Edyoucore Loved Beast Mode Breaking it Down for his Ballin’ Brethren
January 15, 2020
By Drew Hawkins
This blog post was also published by The Shadow League
Marshawn Lynch – aka Beast Mode to his teammates and fans – dropped some wisdom on us all (as only he could) in a presser following the Seahawks vs. Packers NFC divisional playoff game. Edyoucore couldn’t have loved it more because it’s at the core of what we aim to do every day: Drop financial knowledge.
Beast Mode expressed brotherly concern for the younger ranks of the league to get their finances straight because, as he so clearly said, “So when you’re ready to walk away, you walk away and you be able to do what you want to do.” He can say that from experience because until the Seahawks summoned his skills for the last three games of the season along with the divisional face off against the Packers, he walked away twice and “…it was good when you get over there…”, Lynch said.
“Take care of y’all bread, so when y’all done, you can go ahead and take care of yourself.”
Marshawn Lynch used his time at the podium to give advice to younger players pic.twitter.com/p5poQZA2cq
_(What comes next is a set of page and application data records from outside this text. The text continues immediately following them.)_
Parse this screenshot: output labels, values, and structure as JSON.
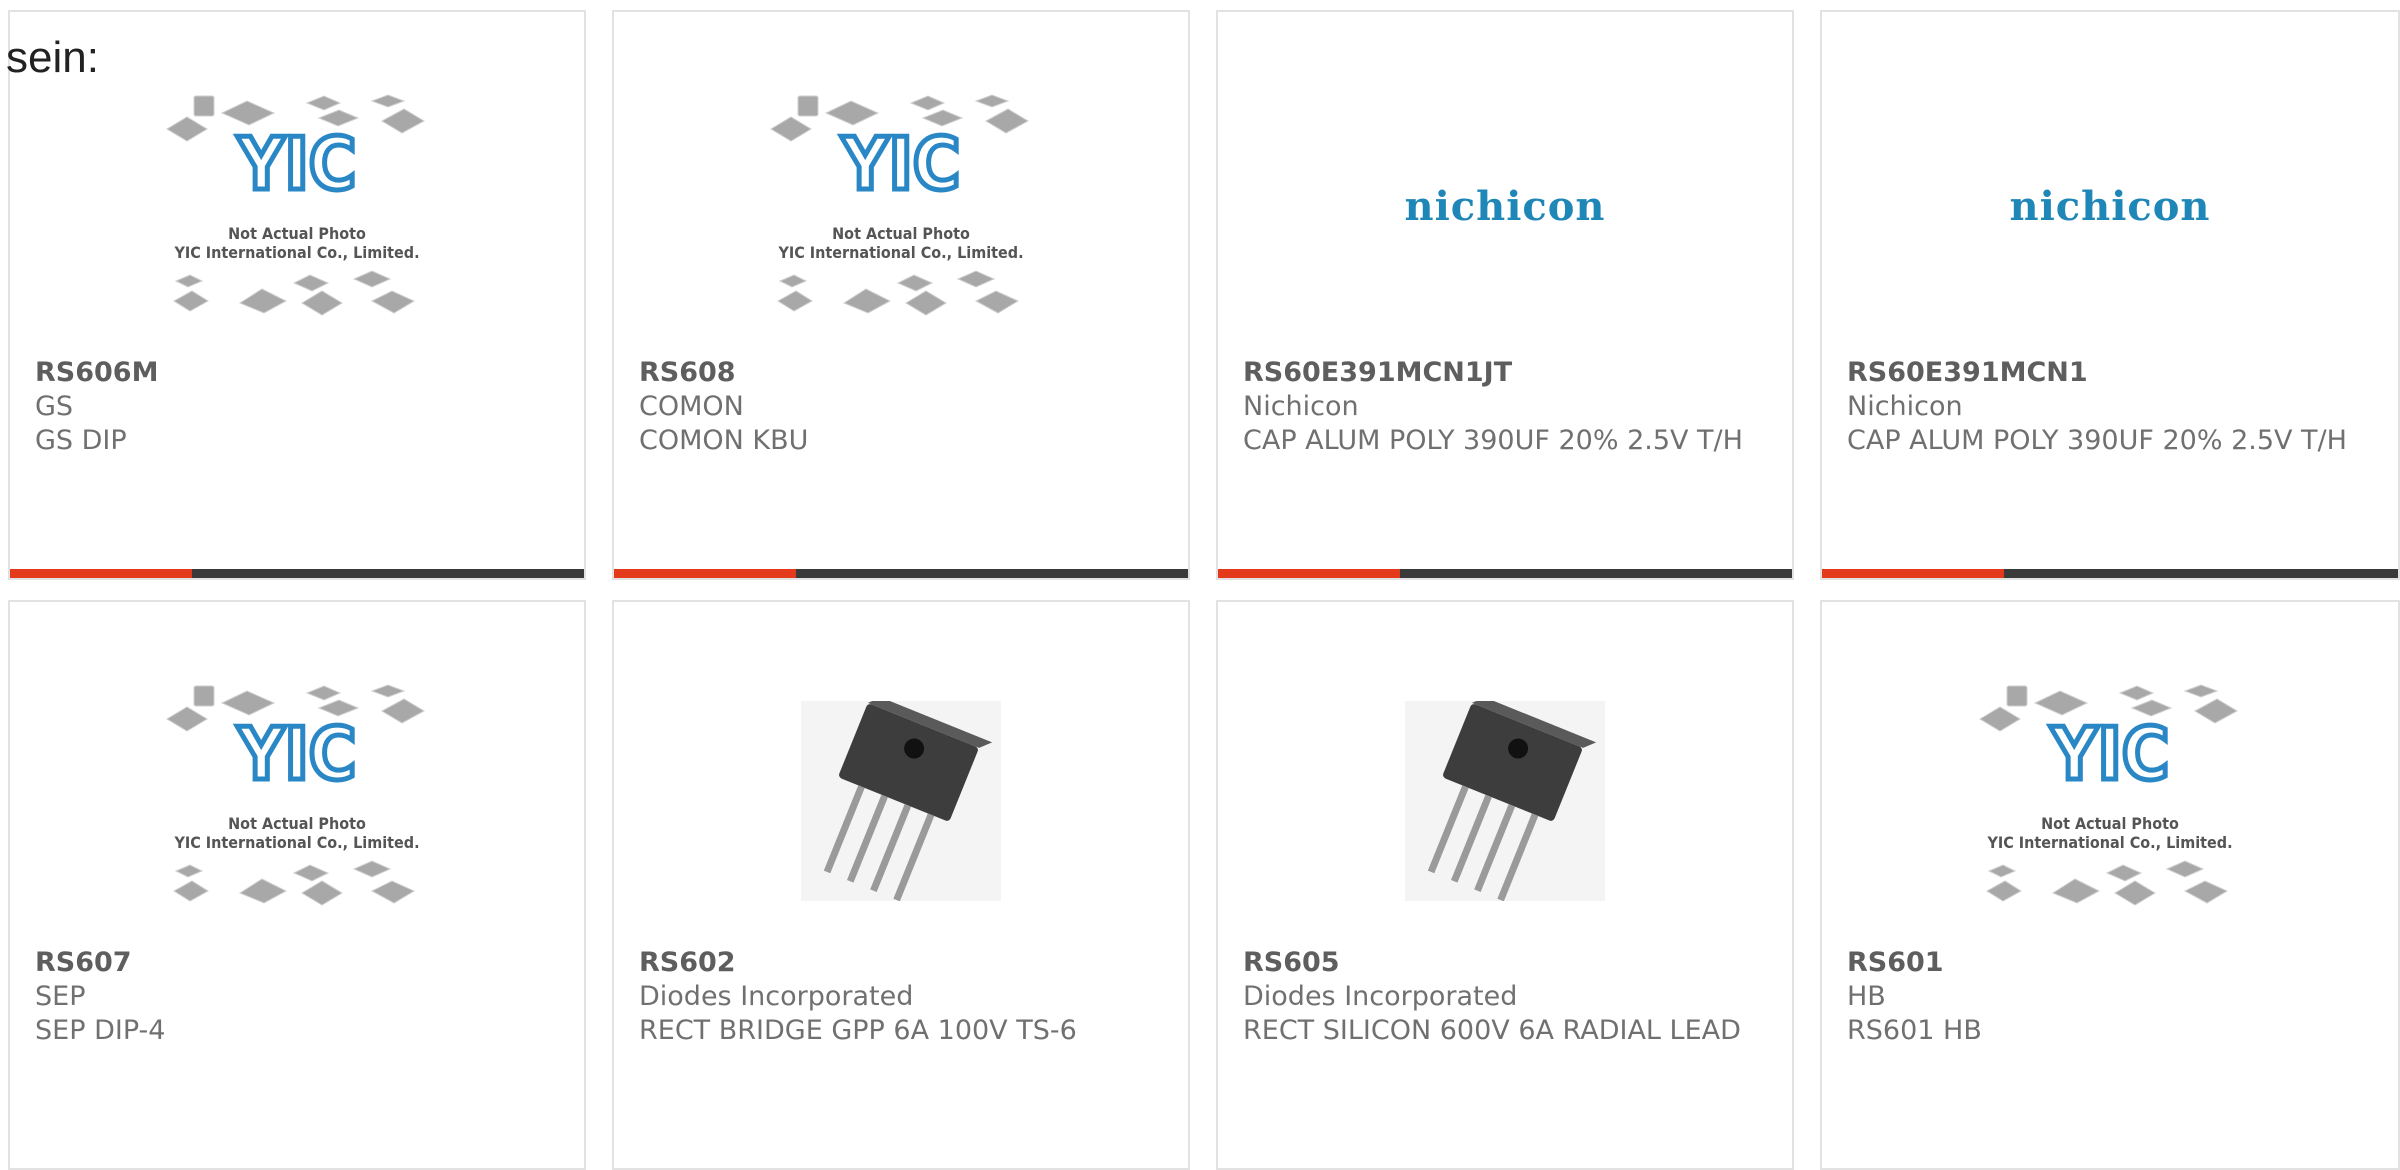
{
  "intro_text": "sein:",
  "placeholder_image": {
    "line1": "Not Actual Photo",
    "line2": "YIC International Co., Limited.",
    "logo": "YIC"
  },
  "brand_logo": "nichicon",
  "accent_color": "#e5391c",
  "products": [
    {
      "part": "RS606M",
      "mfr": "GS",
      "desc": "GS DIP",
      "image": "yic-placeholder"
    },
    {
      "part": "RS608",
      "mfr": "COMON",
      "desc": "COMON KBU",
      "image": "yic-placeholder"
    },
    {
      "part": "RS60E391MCN1JT",
      "mfr": "Nichicon",
      "desc": "CAP ALUM POLY 390UF 20% 2.5V T/H",
      "image": "nichicon-logo"
    },
    {
      "part": "RS60E391MCN1",
      "mfr": "Nichicon",
      "desc": "CAP ALUM POLY 390UF 20% 2.5V T/H",
      "image": "nichicon-logo"
    },
    {
      "part": "RS607",
      "mfr": "SEP",
      "desc": "SEP DIP-4",
      "image": "yic-placeholder"
    },
    {
      "part": "RS602",
      "mfr": "Diodes Incorporated",
      "desc": "RECT BRIDGE GPP 6A 100V TS-6",
      "image": "bridge-rectifier"
    },
    {
      "part": "RS605",
      "mfr": "Diodes Incorporated",
      "desc": "RECT SILICON 600V 6A RADIAL LEAD",
      "image": "bridge-rectifier"
    },
    {
      "part": "RS601",
      "mfr": "HB",
      "desc": "RS601 HB",
      "image": "yic-placeholder"
    }
  ]
}
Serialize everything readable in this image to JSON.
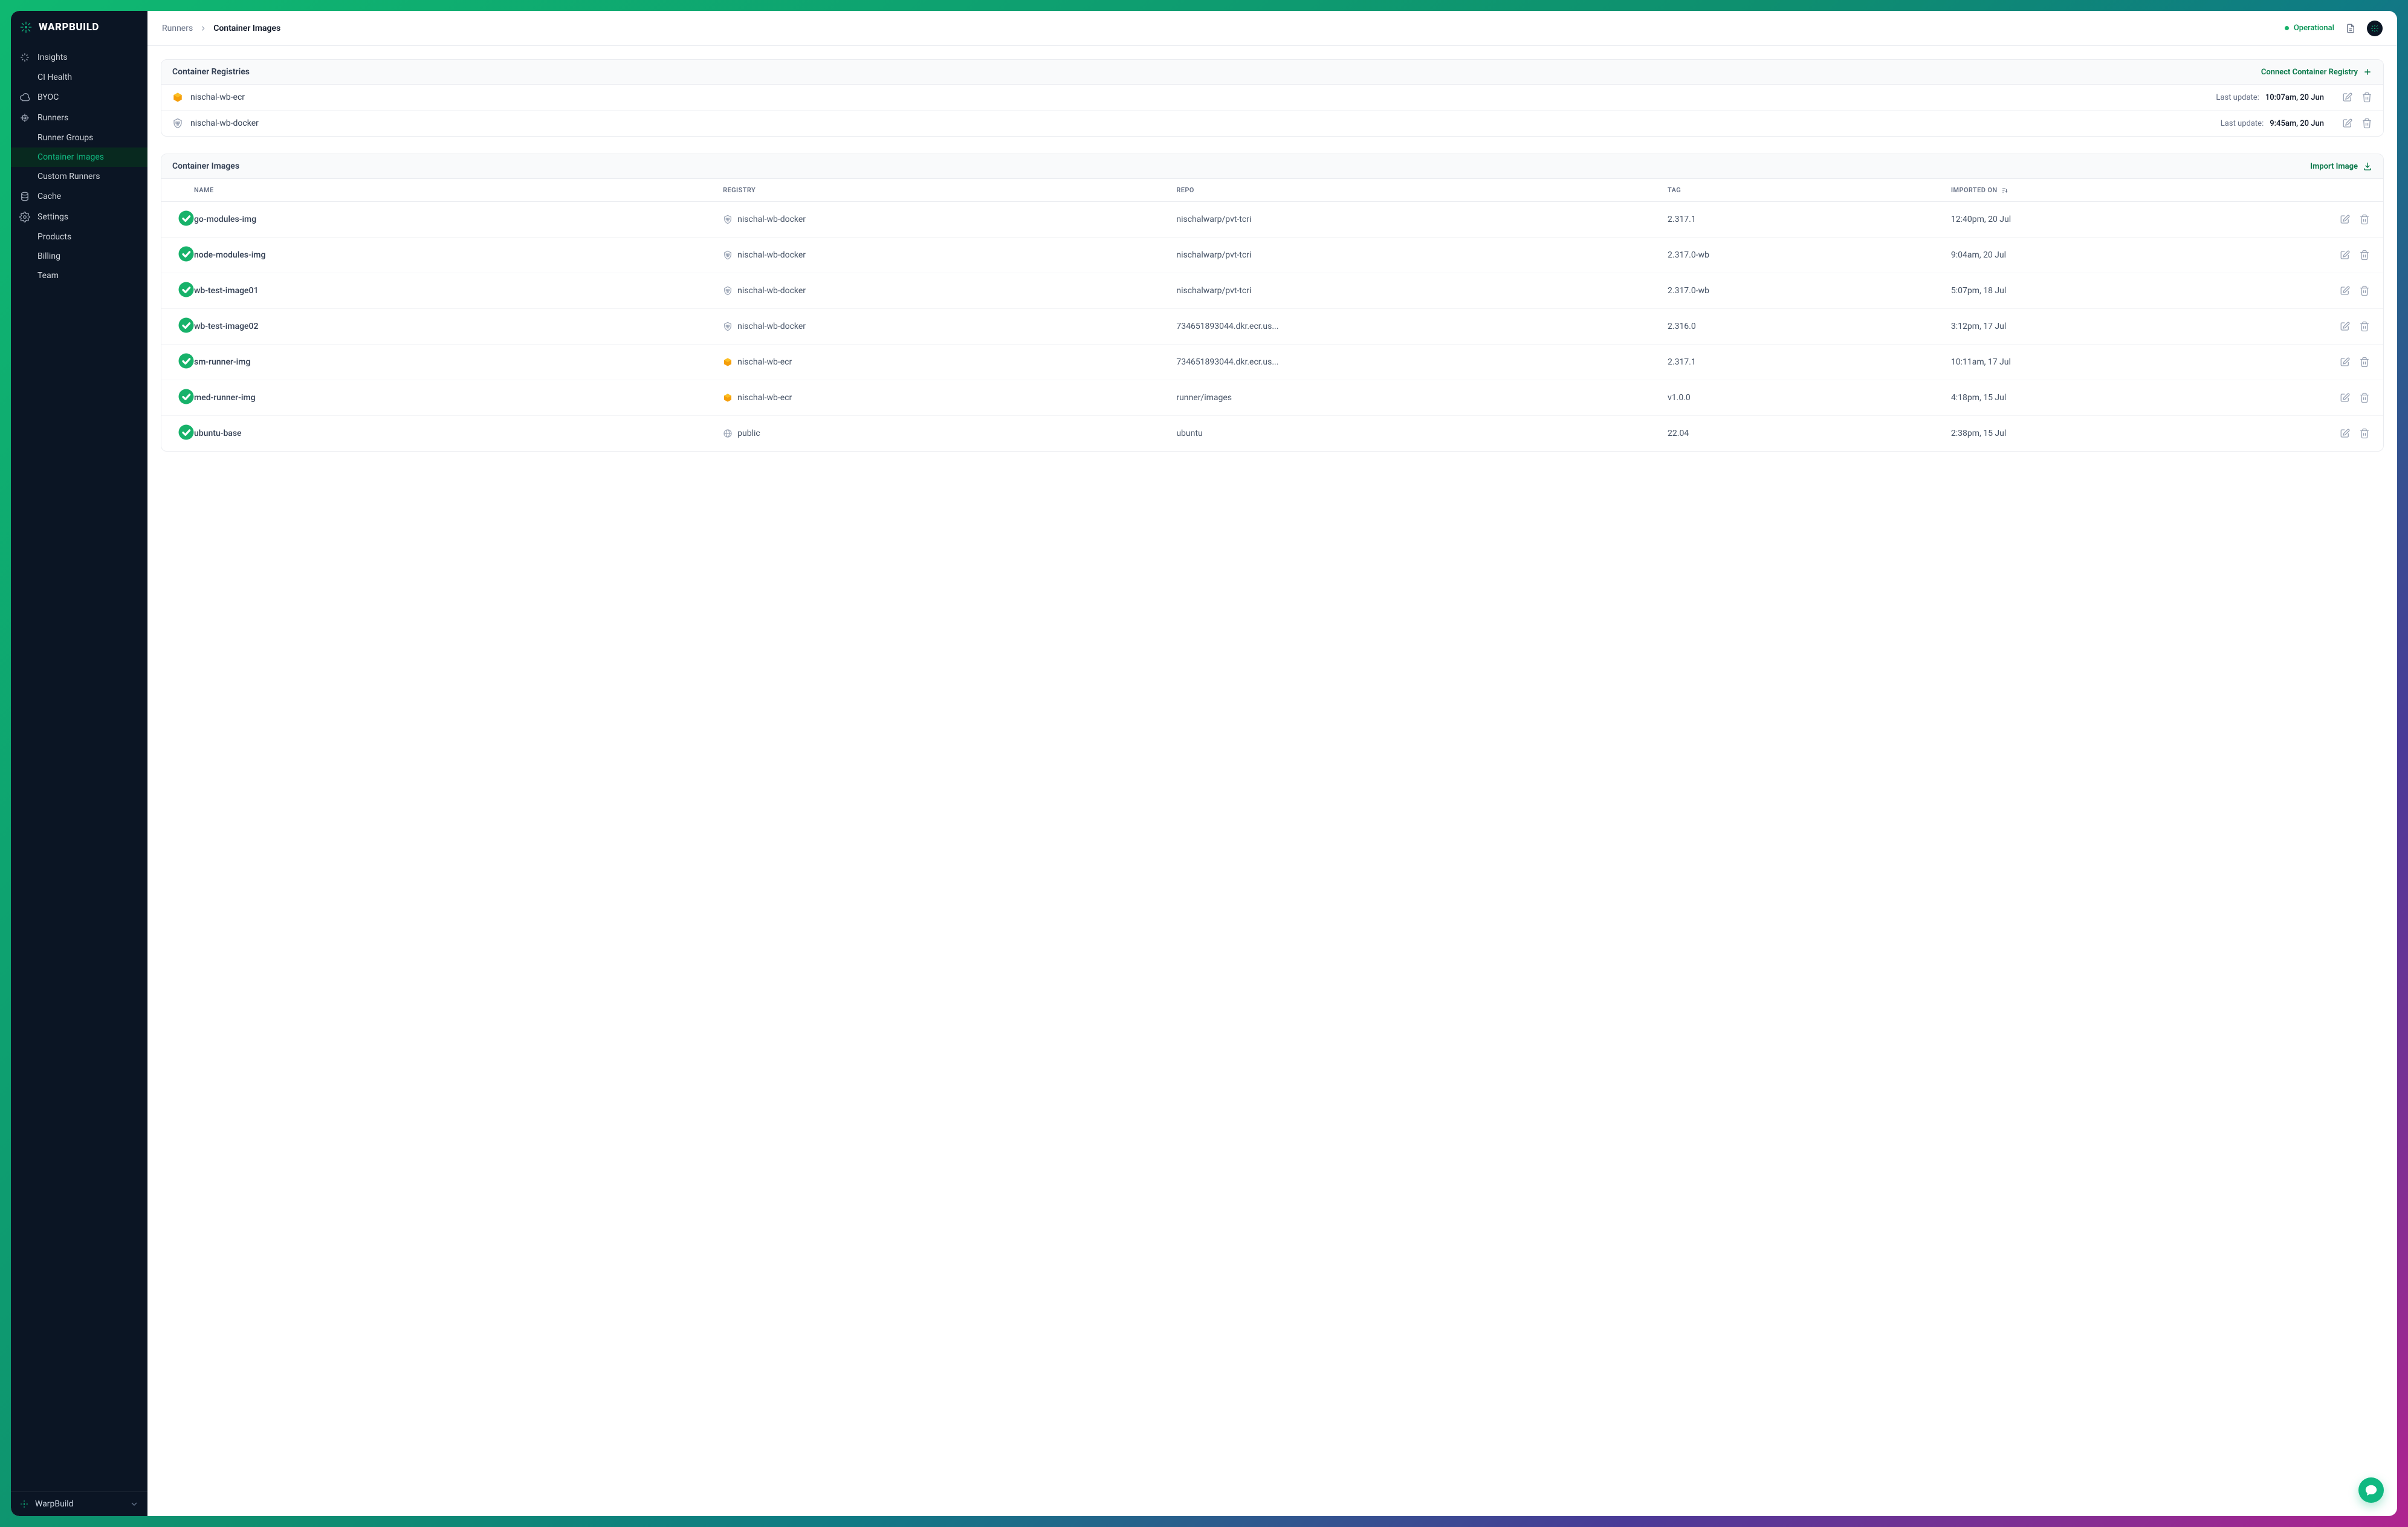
{
  "brand": {
    "name": "WARPBUILD",
    "org": "WarpBuild"
  },
  "nav": {
    "insights": "Insights",
    "ci_health": "CI Health",
    "byoc": "BYOC",
    "runners": "Runners",
    "runner_groups": "Runner Groups",
    "container_images": "Container Images",
    "custom_runners": "Custom Runners",
    "cache": "Cache",
    "settings": "Settings",
    "products": "Products",
    "billing": "Billing",
    "team": "Team"
  },
  "breadcrumb": {
    "parent": "Runners",
    "current": "Container Images"
  },
  "status": {
    "label": "Operational"
  },
  "registries": {
    "title": "Container Registries",
    "connect_label": "Connect Container Registry",
    "last_update_label": "Last update:",
    "items": [
      {
        "name": "nischal-wb-ecr",
        "provider": "ecr",
        "updated": "10:07am, 20 Jun"
      },
      {
        "name": "nischal-wb-docker",
        "provider": "docker",
        "updated": "9:45am, 20 Jun"
      }
    ]
  },
  "images": {
    "title": "Container Images",
    "import_label": "Import Image",
    "columns": {
      "name": "NAME",
      "registry": "REGISTRY",
      "repo": "REPO",
      "tag": "TAG",
      "imported": "IMPORTED ON"
    },
    "rows": [
      {
        "status": "ok",
        "name": "go-modules-img",
        "registry": "nischal-wb-docker",
        "provider": "docker",
        "repo": "nischalwarp/pvt-tcri",
        "tag": "2.317.1",
        "imported": "12:40pm, 20 Jul"
      },
      {
        "status": "ok",
        "name": "node-modules-img",
        "registry": "nischal-wb-docker",
        "provider": "docker",
        "repo": "nischalwarp/pvt-tcri",
        "tag": "2.317.0-wb",
        "imported": "9:04am, 20 Jul"
      },
      {
        "status": "ok",
        "name": "wb-test-image01",
        "registry": "nischal-wb-docker",
        "provider": "docker",
        "repo": "nischalwarp/pvt-tcri",
        "tag": "2.317.0-wb",
        "imported": "5:07pm, 18 Jul"
      },
      {
        "status": "ok",
        "name": "wb-test-image02",
        "registry": "nischal-wb-docker",
        "provider": "docker",
        "repo": "734651893044.dkr.ecr.us...",
        "tag": "2.316.0",
        "imported": "3:12pm, 17 Jul"
      },
      {
        "status": "ok",
        "name": "sm-runner-img",
        "registry": "nischal-wb-ecr",
        "provider": "ecr",
        "repo": "734651893044.dkr.ecr.us...",
        "tag": "2.317.1",
        "imported": "10:11am, 17 Jul"
      },
      {
        "status": "ok",
        "name": "med-runner-img",
        "registry": "nischal-wb-ecr",
        "provider": "ecr",
        "repo": "runner/images",
        "tag": "v1.0.0",
        "imported": "4:18pm, 15 Jul"
      },
      {
        "status": "ok",
        "name": "ubuntu-base",
        "registry": "public",
        "provider": "public",
        "repo": "ubuntu",
        "tag": "22.04",
        "imported": "2:38pm, 15 Jul"
      }
    ]
  }
}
— SportsCenter (@SportsCenter) January 13, 2020
The call out for his teammates to pay some mind or start “adulting” when it comes to their pay (in addition to their mental and physical health) should be heeded in a big way since Marshawn has major cred as proven by his own finances. Some sources claim that his net worth is the neighborhood of $30 million but that actually could be very low since rumors are that he lives primarily off his endorsements. In 2016, NFL Network’s Ian Rapoport laid bare that Lynch had earned a total of $50 million over the course of his career by then and had not spent a dime of it. Three years later, who knows how much that has grown.
What we do know is that Marshawn’s bounty will expand again after his $60,588 check for doing his thing in the divisional playoff game clears. Seems like crumbs when compared to his lifetime earnings BUT if he does with that what he has done all along – play it smart and conservative – that could mean much, much more.
Just for fun, let’s say that after taxes he takes home roughly $39k and invests that in the market for the next 32 years to get him to the traditional retirement age of 65 (which certainly won’t be the case as he can lay back and take it easy today!). At an average annual return of 8%, compounded for those 32 years, he’d amass a little less than $500k. Oh, and by the way, he also designed some merch to celebrate his retirement break out – those sales will only add to that number. Who wouldn’t take another half mill and then some? Maybe those still playing in the post season?
The players on any one of the four teams battling for the final two spots in the Super Bowl should be thinking hard about just how they’ll bank the coin that could potentially roll their way. For those that do make it to the big stage in a few weeks, the checks they have collected along the post-season path will equate to nearly $250k, that’s four times what Beast Mode got. And, for a rookie that could be 50% of his pay. To that, I challenge them: WWBMD? What Would Beast Mode Do?
While Lynch is headed back into retirement (again), there is no arguing that he is as wise as they come and his financial wit will continue to pay off for him. He is in the minority, however, because 1) he has been lucky to out run the league average of 3.3 playing years with his 12 – affording him the lengthy earning ability and 2) He had respect for his money knowing football was not forever.
As a man known for his quotable remarks while trying to famously avoid the media, we thank Marshawn for what I would guess could be his last words to the press. He chose to literally use his platform as an opportunity to help his teammates one last time by giving the gift of seasoned and sage advice.
He spoke truth, 100%. I really hope they were listening.
July 19, 2021
NIL: Is it a Lifeline or Losing Proposition for Student Athletes?
As both states and colleges wrestle with the implementation of NCAA rules changes that now allow student athletes to make an income from their Name, Image and Likeness (NIL), a much larger question is coming to the forefront: What role will those states – and, more importantly –the educational institutions play in equipping their student athletes with the knowledge base that will most certainly be necessary to ensure the power of their earnings is fully realize?